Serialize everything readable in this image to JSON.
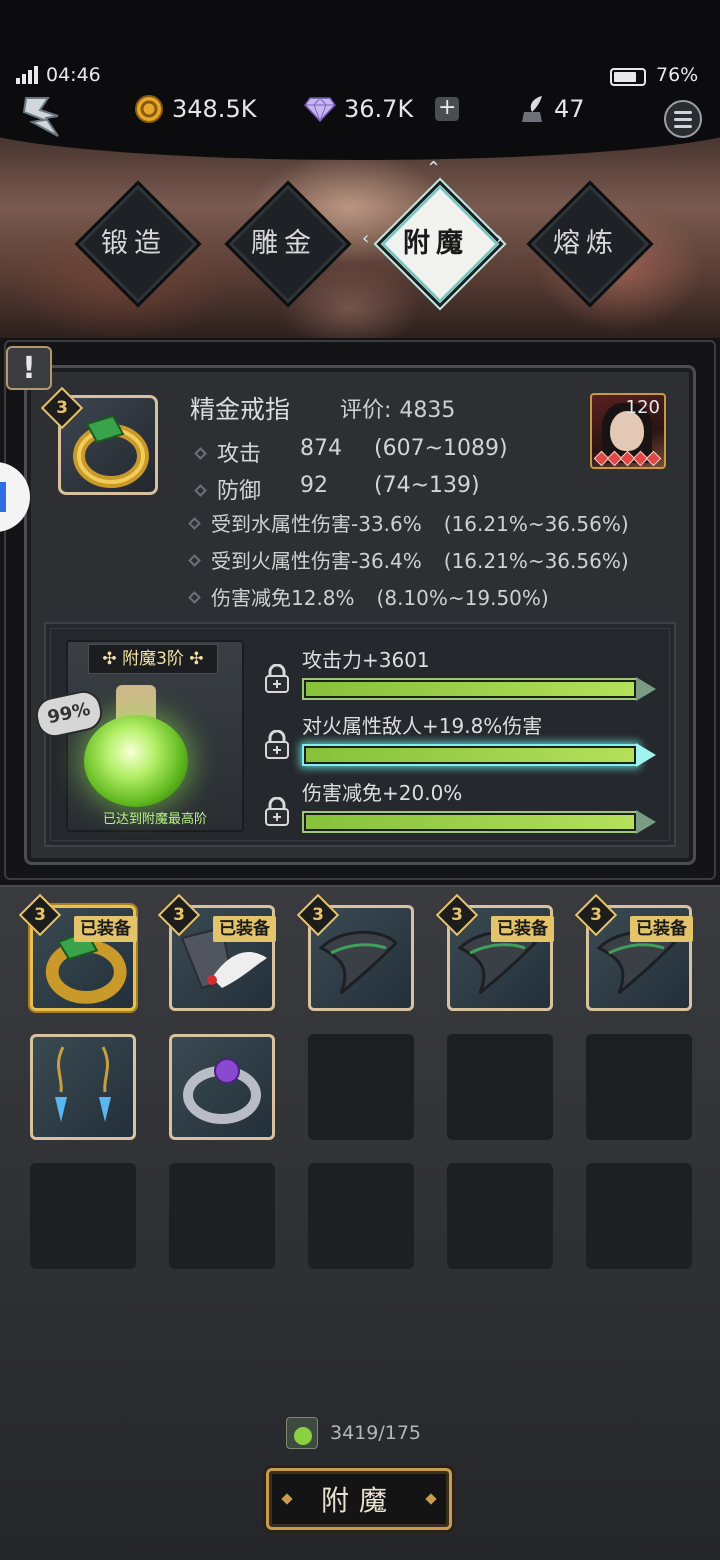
{
  "status": {
    "time": "04:46",
    "battery": "76%"
  },
  "resources": {
    "gold": "348.5K",
    "gems": "36.7K",
    "ink": "47"
  },
  "tabs": [
    {
      "label": "锻造"
    },
    {
      "label": "雕金"
    },
    {
      "label": "附魔"
    },
    {
      "label": "熔炼"
    }
  ],
  "active_tab": "附魔",
  "item": {
    "tier": "3",
    "name": "精金戒指",
    "score_label": "评价:",
    "score": "4835",
    "hero_level": "120",
    "stats": [
      {
        "name": "攻击",
        "value": "874",
        "range": "(607~1089)"
      },
      {
        "name": "防御",
        "value": "92",
        "range": "(74~139)"
      }
    ],
    "sub_stats": [
      {
        "text": "受到水属性伤害-33.6%",
        "range": "(16.21%~36.56%)"
      },
      {
        "text": "受到火属性伤害-36.4%",
        "range": "(16.21%~36.56%)"
      },
      {
        "text": "伤害减免12.8%",
        "range": "(8.10%~19.50%)"
      }
    ]
  },
  "enchant": {
    "level_label": "附魔3阶",
    "percent": "99%",
    "footer": "已达到附魔最高阶",
    "lines": [
      {
        "text": "攻击力+3601",
        "progress": 1.0
      },
      {
        "text": "对火属性敌人+19.8%伤害",
        "progress": 1.0
      },
      {
        "text": "伤害减免+20.0%",
        "progress": 1.0
      }
    ]
  },
  "inventory": {
    "equipped_label": "已装备",
    "items": [
      {
        "tier": "3",
        "icon": "ring-icon",
        "equipped": true,
        "selected": true
      },
      {
        "tier": "3",
        "icon": "wing-armor-icon",
        "equipped": true,
        "selected": false
      },
      {
        "tier": "3",
        "icon": "horn-icon",
        "equipped": false,
        "selected": false
      },
      {
        "tier": "3",
        "icon": "horn-icon",
        "equipped": true,
        "selected": false
      },
      {
        "tier": "3",
        "icon": "horn-icon",
        "equipped": true,
        "selected": false
      },
      {
        "tier": "",
        "icon": "earrings-icon",
        "equipped": false,
        "selected": false
      },
      {
        "tier": "",
        "icon": "bracelet-icon",
        "equipped": false,
        "selected": false
      }
    ]
  },
  "cost": "3419/175",
  "action_button": "附魔"
}
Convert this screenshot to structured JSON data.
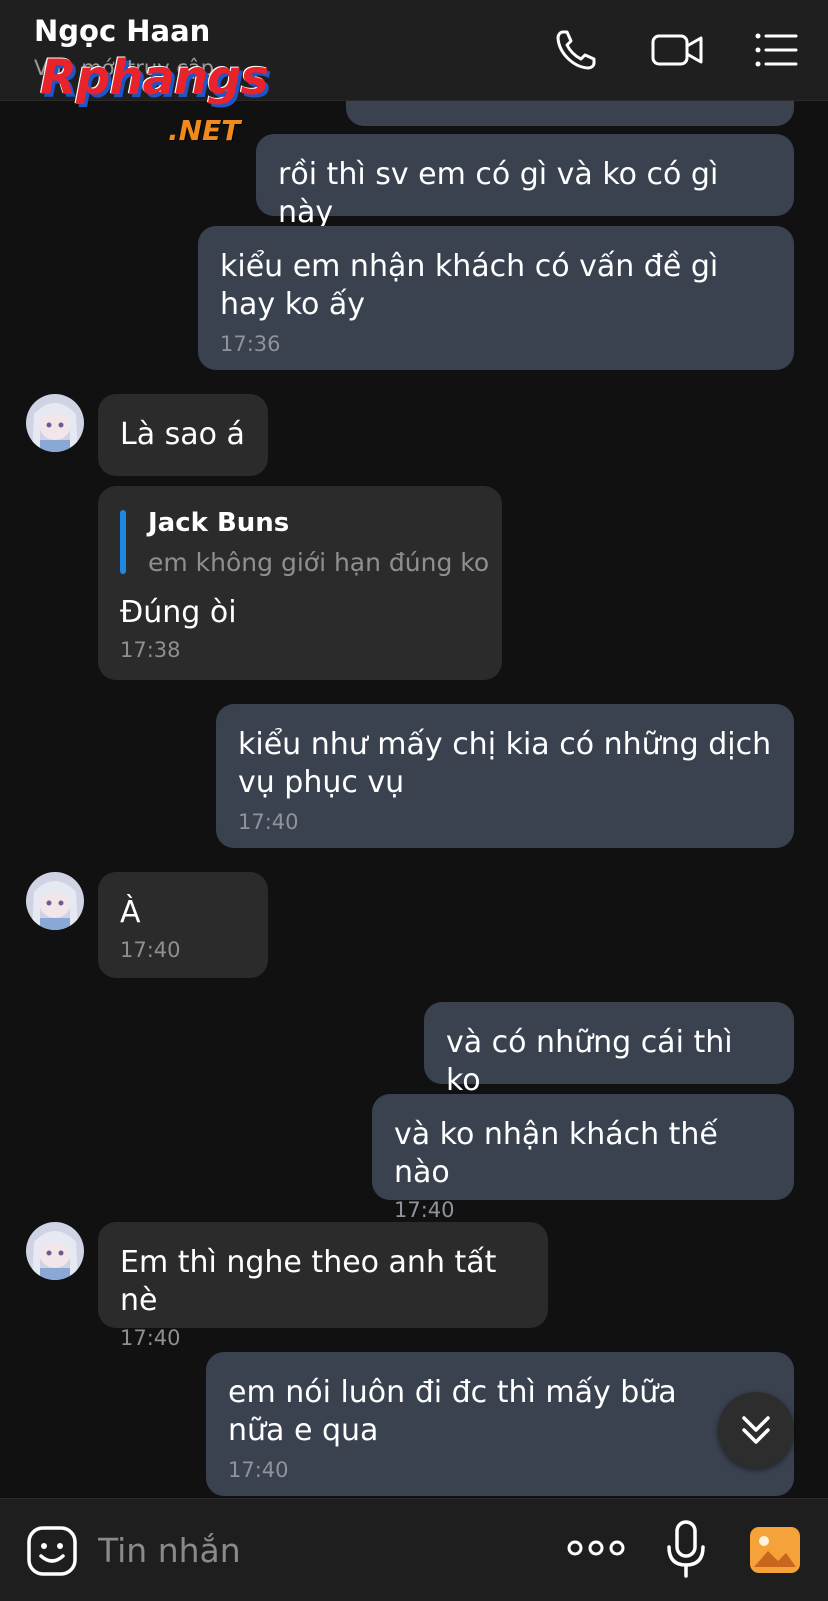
{
  "header": {
    "contact_name": "Ngọc Haan",
    "status": "Vừa mới truy cập"
  },
  "watermark": {
    "brand": "Rphangs",
    "suffix": ".NET"
  },
  "messages": [
    {
      "direction": "out",
      "text": "rồi thì sv em có gì và ko có gì này",
      "time": ""
    },
    {
      "direction": "out",
      "text": "kiểu em nhận khách có vấn đề gì hay ko ấy",
      "time": "17:36"
    },
    {
      "direction": "in",
      "text": "Là sao á",
      "time": ""
    },
    {
      "direction": "in",
      "reply_to": {
        "author": "Jack Buns",
        "text": "em không giới hạn đúng ko"
      },
      "text": "Đúng òi",
      "time": "17:38"
    },
    {
      "direction": "out",
      "text": "kiểu như mấy chị kia có những dịch vụ phục vụ",
      "time": "17:40"
    },
    {
      "direction": "in",
      "text": "À",
      "time": "17:40"
    },
    {
      "direction": "out",
      "text": "và có những cái thì ko",
      "time": ""
    },
    {
      "direction": "out",
      "text": "và ko nhận khách thế nào",
      "time": "17:40"
    },
    {
      "direction": "in",
      "text": "Em thì nghe theo anh tất nè",
      "time": "17:40"
    },
    {
      "direction": "out",
      "text": "em nói luôn đi đc thì mấy bữa nữa e qua",
      "time": "17:40"
    }
  ],
  "composer": {
    "placeholder": "Tin nhắn"
  },
  "icons": {
    "call": "phone-icon",
    "video": "video-camera-icon",
    "menu": "list-menu-icon",
    "emoji": "emoji-icon",
    "more": "more-dots-icon",
    "voice": "microphone-icon",
    "image": "image-gallery-icon",
    "scroll": "chevron-double-down-icon"
  },
  "colors": {
    "background": "#111111",
    "outgoing_bubble": "#3a4250",
    "incoming_bubble": "#2b2b2b",
    "reply_accent": "#1e88e5",
    "image_button": "#f5a23a"
  }
}
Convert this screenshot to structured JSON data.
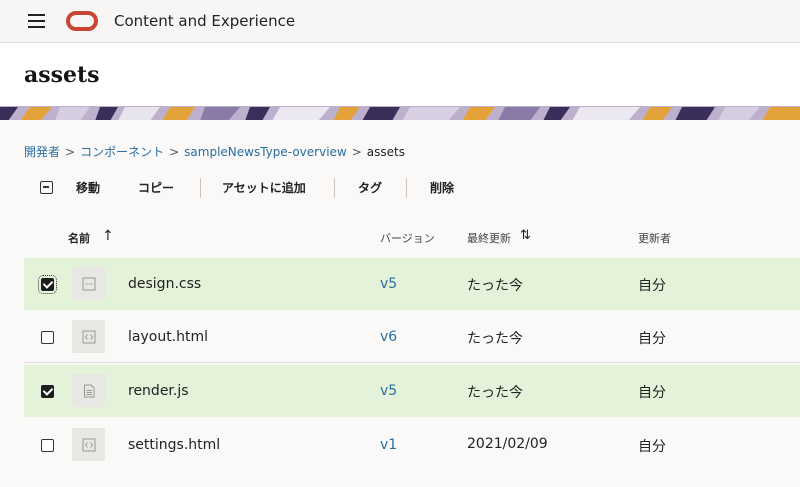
{
  "app": {
    "title": "Content and Experience"
  },
  "page": {
    "title": "assets"
  },
  "breadcrumb": {
    "items": [
      "開発者",
      "コンポーネント",
      "sampleNewsType-overview"
    ],
    "current": "assets",
    "separator": ">"
  },
  "toolbar": {
    "move": "移動",
    "copy": "コピー",
    "add_to_asset": "アセットに追加",
    "tag": "タグ",
    "delete": "削除"
  },
  "table": {
    "columns": {
      "name": "名前",
      "version": "バージョン",
      "modified": "最終更新",
      "updater": "更新者"
    },
    "sort_up_icon": "↑",
    "sort_both_icon": "⇅",
    "rows": [
      {
        "name": "design.css",
        "version": "v5",
        "modified": "たった今",
        "updater": "自分",
        "checked": true,
        "icon": "css-file-icon"
      },
      {
        "name": "layout.html",
        "version": "v6",
        "modified": "たった今",
        "updater": "自分",
        "checked": false,
        "icon": "html-file-icon"
      },
      {
        "name": "render.js",
        "version": "v5",
        "modified": "たった今",
        "updater": "自分",
        "checked": true,
        "icon": "js-file-icon"
      },
      {
        "name": "settings.html",
        "version": "v1",
        "modified": "2021/02/09",
        "updater": "自分",
        "checked": false,
        "icon": "html-file-icon"
      }
    ]
  },
  "colors": {
    "accent_link": "#2a6e9f",
    "selected_row": "#e4f2d9",
    "logo": "#c74634"
  }
}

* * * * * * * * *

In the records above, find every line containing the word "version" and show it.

> _FINAL ANSWER_
      "version": "バージョン",
        "version": "v5",
        "version": "v6",
        "version": "v5",
        "version": "v1",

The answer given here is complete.